I have these bins the kids like to collect scrap wood in for building blocks I was thinking about putting in there. Idk if I should leave them stacked or separate them and make a top or leave them open? Then they'd be off the floor a little but away from roosting bars so they wouldn't poop in them unless they climbed in. View attachment 2809359
When stacked, what's the height clearance between the floor of lower bin and the bin above? Might be too low but hard to tell without a solid reference for height.

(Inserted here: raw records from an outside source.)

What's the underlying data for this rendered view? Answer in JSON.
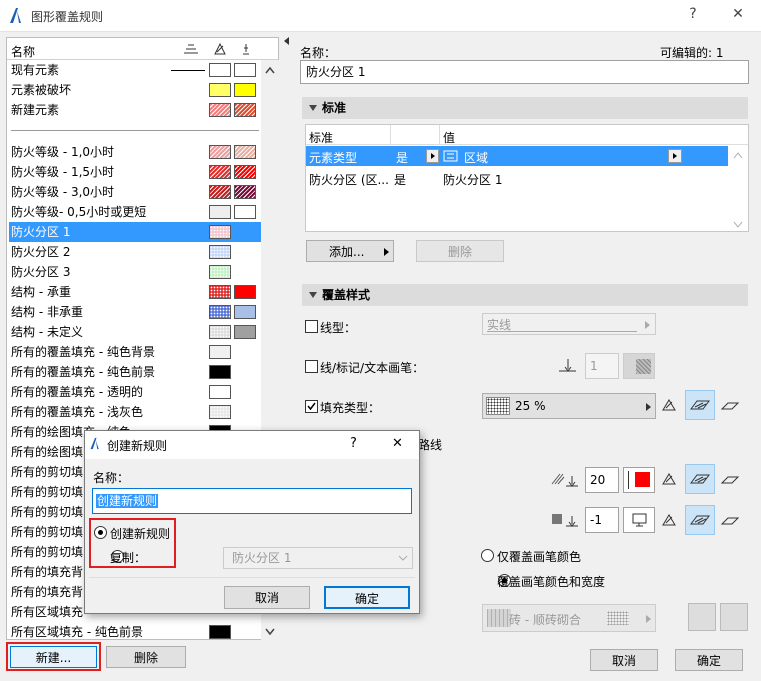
{
  "window": {
    "title": "图形覆盖规则",
    "help": "?",
    "close": "✕"
  },
  "list": {
    "header": "名称",
    "rules": [
      {
        "label": "现有元素",
        "line": true,
        "c1": "#ffffff",
        "c2": "#ffffff"
      },
      {
        "label": "元素被破坏",
        "c1": "#ffff66",
        "c2": "#ffff00"
      },
      {
        "label": "新建元素",
        "c1": "#f08080",
        "c2": "#e05030",
        "h1": true
      }
    ],
    "items": [
      {
        "label": "防火等级 - 1,0小时",
        "c1": "#e8a0a0",
        "c2": "#e8b0a0",
        "h1": true
      },
      {
        "label": "防火等级 - 1,5小时",
        "c1": "#e03030",
        "c2": "#ff0000",
        "h1": true
      },
      {
        "label": "防火等级 - 3,0小时",
        "c1": "#c02020",
        "c2": "#7a0a3a",
        "h1": true
      },
      {
        "label": "防火等级- 0,5小时或更短",
        "c1": "#eeeeee",
        "c2": "#ffffff"
      },
      {
        "label": "防火分区 1",
        "c1": "#f4c8d0",
        "c2": null,
        "sel": true,
        "dots": true
      },
      {
        "label": "防火分区 2",
        "c1": "#c8d8f8",
        "c2": null,
        "dots": true
      },
      {
        "label": "防火分区 3",
        "c1": "#c8f0c8",
        "c2": null,
        "dots": true
      },
      {
        "label": "结构 - 承重",
        "c1": "#e03030",
        "c2": "#ff0000",
        "dots": true
      },
      {
        "label": "结构 - 非承重",
        "c1": "#5a78d8",
        "c2": "#a8c0e8",
        "dots": true
      },
      {
        "label": "结构 - 未定义",
        "c1": "#dddddd",
        "c2": "#a0a0a0",
        "dots": true
      },
      {
        "label": "所有的覆盖填充 - 纯色背景",
        "c1": "#f0f0f0",
        "c2": null
      },
      {
        "label": "所有的覆盖填充 - 纯色前景",
        "c1": "#000000",
        "c2": null
      },
      {
        "label": "所有的覆盖填充 - 透明的",
        "c1": "#ffffff",
        "c2": null
      },
      {
        "label": "所有的覆盖填充 - 浅灰色",
        "c1": "#e8e8e8",
        "c2": null,
        "dots": true
      },
      {
        "label": "所有的绘图填充 - 纯色",
        "c1": "#000000",
        "c2": null
      },
      {
        "label": "所有的绘图填",
        "c1": null,
        "c2": null
      },
      {
        "label": "所有的剪切填",
        "c1": null,
        "c2": null
      },
      {
        "label": "所有的剪切填",
        "c1": null,
        "c2": null
      },
      {
        "label": "所有的剪切填",
        "c1": null,
        "c2": null
      },
      {
        "label": "所有的剪切填",
        "c1": null,
        "c2": null
      },
      {
        "label": "所有的剪切填",
        "c1": null,
        "c2": null
      },
      {
        "label": "所有的填充背",
        "c1": null,
        "c2": null
      },
      {
        "label": "所有的填充背",
        "c1": null,
        "c2": null
      },
      {
        "label": "所有区域填充",
        "c1": null,
        "c2": null
      },
      {
        "label": "所有区域填充 - 纯色前景",
        "c1": "#000000",
        "c2": null
      }
    ],
    "new_button": "新建...",
    "delete_button": "删除"
  },
  "props": {
    "name_label": "名称：",
    "editable_label": "可编辑的: 1",
    "name_value": "防火分区 1",
    "criteria_title": "标准",
    "col_criteria": "标准",
    "col_value": "值",
    "row1": {
      "criteria": "元素类型",
      "op": "是",
      "value": "区域"
    },
    "row2": {
      "criteria": "防火分区 (区...",
      "op": "是",
      "value": "防火分区 1"
    },
    "add_button": "添加...",
    "remove_button": "删除",
    "style_title": "覆盖样式",
    "line_type_label": "线型：",
    "line_type_value": "实线",
    "pen_label": "线/标记/文本画笔：",
    "pen_value": "1",
    "fill_type_label": "填充类型：",
    "fill_type_value": "25 %",
    "hidden_label": "路线",
    "fg_pen_value": "20",
    "fg_pen_color": "#ff0000",
    "bg_pen_value": "-1",
    "opt1": "仅覆盖画笔颜色",
    "opt2": "覆盖画笔颜色和宽度",
    "surface_value": "砖 - 顺砖砌合",
    "cancel_button": "取消",
    "ok_button": "确定"
  },
  "dialog": {
    "title": "创建新规则",
    "help": "?",
    "close": "✕",
    "name_label": "名称：",
    "name_value": "创建新规则",
    "radio_new": "创建新规则",
    "radio_copy": "复制：",
    "copy_value": "防火分区 1",
    "cancel_button": "取消",
    "ok_button": "确定"
  }
}
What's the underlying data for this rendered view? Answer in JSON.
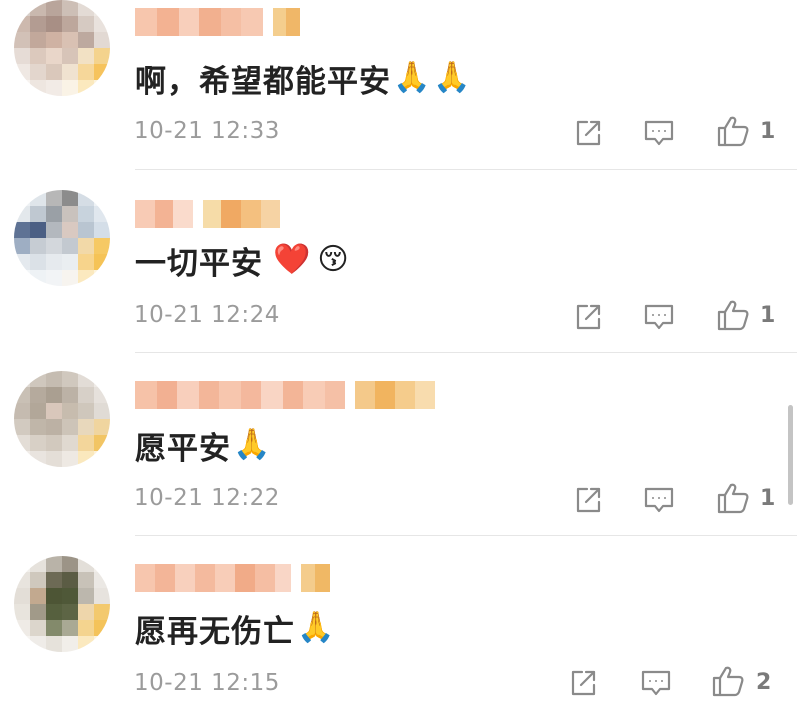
{
  "comments": [
    {
      "text": "啊，希望都能平安",
      "emojis": [
        "🙏",
        "🙏"
      ],
      "time": "10-21 12:33",
      "likes": "1"
    },
    {
      "text": "一切平安",
      "emojis": [
        "❤️",
        "😚"
      ],
      "time": "10-21 12:24",
      "likes": "1"
    },
    {
      "text": "愿平安",
      "emojis": [
        "🙏"
      ],
      "time": "10-21 12:22",
      "likes": "1"
    },
    {
      "text": "愿再无伤亡",
      "emojis": [
        "🙏"
      ],
      "time": "10-21 12:15",
      "likes": "2"
    }
  ],
  "icons": {
    "share": "share-icon",
    "comment": "comment-icon",
    "like": "thumbs-up-icon"
  },
  "colors": {
    "time_text": "#9b9b9b",
    "icon_gray": "#8a8a8a",
    "divider": "#e6e6e6"
  }
}
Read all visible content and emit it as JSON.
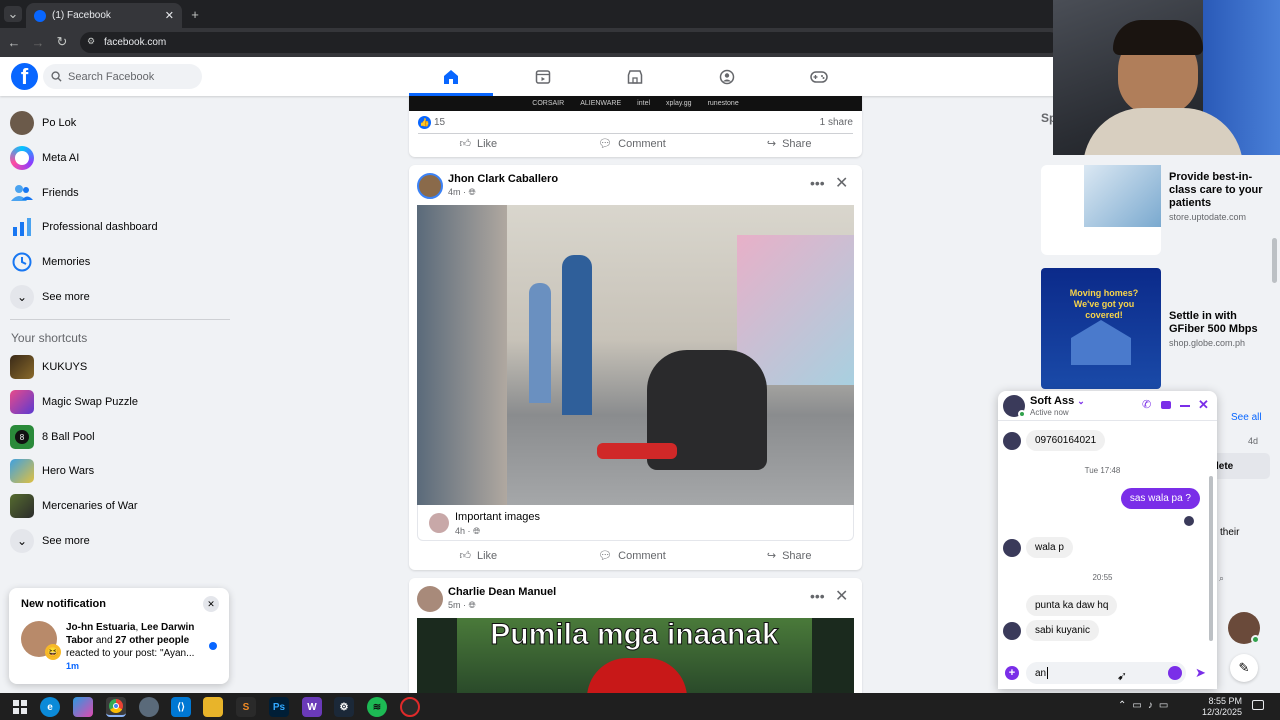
{
  "browser": {
    "tab_title": "(1) Facebook",
    "url": "facebook.com"
  },
  "header": {
    "search_placeholder": "Search Facebook"
  },
  "sidebar": {
    "items": [
      {
        "label": "Po Lok",
        "icon": "profile-avatar"
      },
      {
        "label": "Meta AI",
        "icon": "meta-ai-icon"
      },
      {
        "label": "Friends",
        "icon": "friends-icon"
      },
      {
        "label": "Professional dashboard",
        "icon": "dashboard-icon"
      },
      {
        "label": "Memories",
        "icon": "memories-icon"
      },
      {
        "label": "See more",
        "icon": "chevron-down-icon"
      }
    ],
    "shortcuts_heading": "Your shortcuts",
    "shortcuts": [
      {
        "label": "KUKUYS"
      },
      {
        "label": "Magic Swap Puzzle"
      },
      {
        "label": "8 Ball Pool"
      },
      {
        "label": "Hero Wars"
      },
      {
        "label": "Mercenaries of War"
      },
      {
        "label": "See more"
      }
    ]
  },
  "notification": {
    "heading": "New notification",
    "name1": "Jo-hn Estuaria",
    "sep1": ", ",
    "name2": "Lee Darwin Tabor",
    "and": " and ",
    "others": "27 other people",
    "text": " reacted to your post: \"Ayan...",
    "time": "1m"
  },
  "feed": {
    "top_post": {
      "sponsors": [
        "CORSAIR",
        "ALIENWARE",
        "intel",
        "xplay.gg",
        "runestone"
      ],
      "reaction_count": "15",
      "shares": "1 share",
      "like": "Like",
      "comment": "Comment",
      "share": "Share"
    },
    "post1": {
      "author": "Jhon Clark Caballero",
      "time": "4m · ",
      "shared_from": "Important images",
      "shared_time": "4h · ",
      "like": "Like",
      "comment": "Comment",
      "share": "Share"
    },
    "post2": {
      "author": "Charlie Dean Manuel",
      "time": "5m · ",
      "image_text": "Pumila mga inaanak"
    }
  },
  "right": {
    "sponsored_label": "Sp",
    "ads": [
      {
        "title": "Provide best-in-class care to your patients",
        "site": "store.uptodate.com"
      },
      {
        "title": "Settle in with GFiber 500 Mbps",
        "site": "shop.globe.com.ph",
        "img_text": "Moving homes? We've got you covered!"
      }
    ],
    "see_all": "See all",
    "age": "4d",
    "delete_partial": "lete",
    "their_partial": "their"
  },
  "chat": {
    "name": "Soft Ass",
    "status": "Active now",
    "messages": [
      {
        "dir": "in",
        "text": "09760164021"
      },
      {
        "dir": "time",
        "text": "Tue 17:48"
      },
      {
        "dir": "out",
        "text": "sas wala pa ?"
      },
      {
        "dir": "in",
        "text": "wala p"
      },
      {
        "dir": "time",
        "text": "20:55"
      },
      {
        "dir": "in",
        "text": "punta ka daw hq"
      },
      {
        "dir": "in",
        "text": "sabi kuyanic"
      }
    ],
    "input_value": "an"
  },
  "taskbar": {
    "time": "8:55 PM",
    "date": "12/3/2025"
  },
  "colors": {
    "fb_blue": "#0866ff",
    "messenger_purple": "#7a2ee8"
  }
}
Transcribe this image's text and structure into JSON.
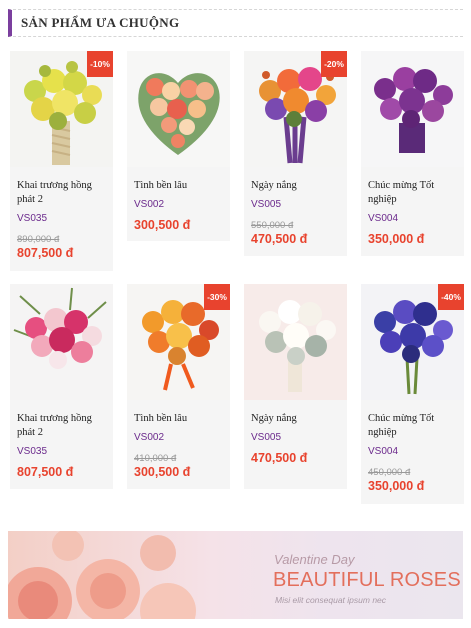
{
  "section": {
    "title": "SẢN PHẨM ƯA CHUỘNG"
  },
  "products": [
    {
      "name": "Khai trương hồng phát 2",
      "sku": "VS035",
      "old_price": "890,000 đ",
      "price": "807,500 đ",
      "badge": "-10%"
    },
    {
      "name": "Tình bền lâu",
      "sku": "VS002",
      "old_price": "",
      "price": "300,500 đ",
      "badge": ""
    },
    {
      "name": "Ngày nắng",
      "sku": "VS005",
      "old_price": "550,000 đ",
      "price": "470,500 đ",
      "badge": "-20%"
    },
    {
      "name": "Chúc mừng Tốt nghiệp",
      "sku": "VS004",
      "old_price": "",
      "price": "350,000 đ",
      "badge": ""
    },
    {
      "name": "Khai trương hồng phát 2",
      "sku": "VS035",
      "old_price": "",
      "price": "807,500 đ",
      "badge": ""
    },
    {
      "name": "Tình bền lâu",
      "sku": "VS002",
      "old_price": "410,000 đ",
      "price": "300,500 đ",
      "badge": "-30%"
    },
    {
      "name": "Ngày nắng",
      "sku": "VS005",
      "old_price": "",
      "price": "470,500 đ",
      "badge": ""
    },
    {
      "name": "Chúc mừng Tốt nghiệp",
      "sku": "VS004",
      "old_price": "450,000 đ",
      "price": "350,000 đ",
      "badge": "-40%"
    }
  ],
  "banner": {
    "subtitle": "Valentine Day",
    "title": "BEAUTIFUL ROSES",
    "tagline": "Misi elit consequat ipsum nec"
  },
  "colors": {
    "accent": "#7b3f9e",
    "price": "#e8432e",
    "sku": "#6b2a8c",
    "badge": "#e8432e"
  }
}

They could be used un-stacked for sure, as long as you put something on the bottom to prevent chicken toes from getting caught in the grid. Something like used feedbags folded to fit would do the trick, and you can toss them if they ever get soiled.
 
Jul 22, 2021
251
524
148
When stacked, what's the height clearance between the floor of lower bin and the bin above? Might be too low but hard to tell without a solid reference for height.

They could be used un-stacked for sure, as long as you put something on the bottom to prevent chicken toes from getting caught in the grid. Something like used feedbags folded to fit would do the trick, and you can toss them if they ever get soiled.
I'll check the measurements in a bit. To my eye it does look like too tight of a squeeze. As for covering the bottom, would the sides along the bottom need to be covered too or just the area's they would be stepping on? I threw away the feed bags already and store it in 5 gallon buckets, of course I'll get more next month but cardboard should work fine right? I've been using pine shavings in the coop, do you use the same for nesting boxes or is there something better?
 

rosemarythyme

Scarborough Fair
Premium Feather Member
5 Years
Jul 3, 2016
17,850
35,751
1,062
WA, Pac NW
My Coop
My Coop
I'll check the measurements in a bit. To my eye it does look like too tight of a squeeze. As for covering the bottom, would the sides along the bottom need to be covered too or just the area's they would be stepping on? I threw away the feed bags already and store it in 5 gallon buckets, of course I'll get more next month but cardboard should work fine right? I've been using pine shavings in the coop, do you use the same for nesting boxes or is there something better?
Cardboard would be fine too. If possible cover some of the sides but the bottom is the main issue. The only reason I recommend feed bags is because it's an easy way to reuse them and I don't feel bad at all if I need to toss one that's soiled, and for a hard bottomed nest box (wood) it provides extra padding for eggs as well, all for free.

I do use wood shavings (aspen) in the nest boxes. I'm out of shavings now so probably switching to hemp after this as I don't use shavings for anything else.

Oh and as for the measurements, anything shorter than 12" between the two and I'd say it's too short for standard birds.
 

New posts New threads Active threads

Top Bottom